As a service to their clients, Jeff Stricker and Steve TenBroeck of Alain Pinel Realtors provide regular market analysis and commentary. You are invited to read the entries below, add your comments, ask questions or contact them directly.
It has become clear to us that South Peninsula homes peaked in value sometime during the fall of 2007. However, it is extremely difficult to determine how far home values have fallen in a particular neighborhood.
The various media report current sale prices for a large geographic area, usually by county. Movement in median sales prices is not an accurate barometer, as it simply reflects what price range happens to be selling. And we also know that different types of homes depreciate at different rates.
For example, high-value homes generally fall first and fastest as they represent discretionary purchases. Homes with issues (noise, traffic, etc.) depreciate faster than those without issues.
The most accurate approach to assessing increases or decreases in a particular neighborhood is to find nearby homes which have sold and then re-sold a year or two later. If the home has not been significantly altered, this can give a true measure of the movement in value from the first sale to the second.
Through our analysis we are estimating that, so far, there has been a 10-25% drop in home values from the peak in our area, depending on the particulars as outlined above.
Jeff Stricker & Steve TenBroeck
Home values on the South Peninsula hold up best in economic downturns and are the first to recover. Desirability and a limited supply of homes for sale are two of many reasons. As 20+ year Realtor veterans in communities from Menlo Park through Los Altos (including Palo Alto, Los Altos Hills, Atherton, Portola Valley, and Mountain View), we know this to be true. This proved to be the case in the downturns of 1980-84, 1989-93, and 2000-03. While the average home in the Bay Area is down 40% from 2007, we are just now beginning to see prices decline, locally. And while homes in our area have held up well in value, so far, we are not immune to the current economic downturn. We expect local home values to fall at least 10% next year, on average, due to local layoffs and a higher number of homes for sale. Homes with “issues” (traffic noise, bad floor plans, etc.) will fall the most in value. Homes without issues will fall less. Our current advice to sellers: If you are planning on selling next year do so as early as possible!
Jeff Stricker & Steve TenBroeck
The number of Days on Market (DOM) is frequently used to determine whether a market is running hot or cold. Not a good idea! The average Days on Market only includes those homes that sell – and sales are off substantially. If it included all the homes on the market, DOM would be increasing dramatically.
The number often moves in a counter-intuitive direction, too. Currently, for example, the number of Days on Market is dropping as the market is now cooling. Just about the only homes that are selling currently are the so-called “pick-of-the-litter” homes. They will always sell quickly, if priced well, in any market. Read the rest of this entry »

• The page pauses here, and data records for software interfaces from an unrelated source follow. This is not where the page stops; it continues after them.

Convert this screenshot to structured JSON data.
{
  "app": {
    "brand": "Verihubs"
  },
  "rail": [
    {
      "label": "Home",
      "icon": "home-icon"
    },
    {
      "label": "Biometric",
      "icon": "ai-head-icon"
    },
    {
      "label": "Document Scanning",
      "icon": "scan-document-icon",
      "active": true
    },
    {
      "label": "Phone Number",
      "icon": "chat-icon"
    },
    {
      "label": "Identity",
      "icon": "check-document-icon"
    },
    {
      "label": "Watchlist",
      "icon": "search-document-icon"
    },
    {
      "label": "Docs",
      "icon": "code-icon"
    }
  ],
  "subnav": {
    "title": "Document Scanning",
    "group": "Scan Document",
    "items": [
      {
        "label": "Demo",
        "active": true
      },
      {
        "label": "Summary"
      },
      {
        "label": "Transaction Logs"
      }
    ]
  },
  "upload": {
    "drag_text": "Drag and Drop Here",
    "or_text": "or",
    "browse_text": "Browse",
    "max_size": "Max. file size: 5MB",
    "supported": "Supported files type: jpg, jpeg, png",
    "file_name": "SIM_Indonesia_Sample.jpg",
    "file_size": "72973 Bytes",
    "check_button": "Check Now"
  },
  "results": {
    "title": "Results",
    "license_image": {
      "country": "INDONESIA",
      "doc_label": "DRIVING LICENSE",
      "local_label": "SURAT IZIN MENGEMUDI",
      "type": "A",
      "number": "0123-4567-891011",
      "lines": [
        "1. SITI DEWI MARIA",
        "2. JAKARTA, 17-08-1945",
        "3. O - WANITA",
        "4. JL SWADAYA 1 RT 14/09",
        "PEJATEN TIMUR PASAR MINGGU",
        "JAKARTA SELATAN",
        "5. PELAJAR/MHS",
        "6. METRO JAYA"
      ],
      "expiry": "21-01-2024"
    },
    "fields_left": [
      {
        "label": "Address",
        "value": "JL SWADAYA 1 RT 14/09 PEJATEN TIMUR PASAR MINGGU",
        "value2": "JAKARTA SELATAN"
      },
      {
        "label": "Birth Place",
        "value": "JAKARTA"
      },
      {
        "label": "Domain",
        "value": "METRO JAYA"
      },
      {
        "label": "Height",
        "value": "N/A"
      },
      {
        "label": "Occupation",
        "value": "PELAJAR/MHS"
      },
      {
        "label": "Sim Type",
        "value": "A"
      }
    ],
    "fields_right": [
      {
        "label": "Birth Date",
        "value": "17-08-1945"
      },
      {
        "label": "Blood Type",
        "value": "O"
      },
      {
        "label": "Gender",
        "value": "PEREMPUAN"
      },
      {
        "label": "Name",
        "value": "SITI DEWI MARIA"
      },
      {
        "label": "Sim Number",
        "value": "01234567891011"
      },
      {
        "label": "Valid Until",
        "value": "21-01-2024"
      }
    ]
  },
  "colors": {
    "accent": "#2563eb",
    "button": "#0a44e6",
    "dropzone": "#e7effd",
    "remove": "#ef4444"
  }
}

Today’s elections will determine the course of our country for the next 4 years, but we believe there is but one direction for mortgage rates.
The world economy is currently being flooded with paper currency to shorten the recession by stimulating spending. Although effective, this will certainly cause inflation and higher long-term interest rates.
It is our strong recommendation to all buyers (other than all-cash buyers) to buy before rates go up. Remember, mortgage rates have only been below 7% in 12 of the last 45 years. Rates were over 8% as recently as 2001.
Buy the best quality (good area, no issues) to minimize any short term downturn in the home’s value. And get a mortgage that has a minumum of 5 years of fixed interest rate.
October sales of homes in most peninsula communities are running approximately 50% of normal, compared with last month and October 2007. So, the question is, should one sell now or wait for the possibility of a better market next year?
There are too many factors that could make the market worse for sellers next year. We recommend selling now. These factors include the possibility of more competitive listings, a deepening recession, higher interest rates, local employee layoffs, and falling real estate prices. It could easily take 5 to 7 years for values to return to current levels.
If you anticipate selling in the near future, do not wait. Sell now.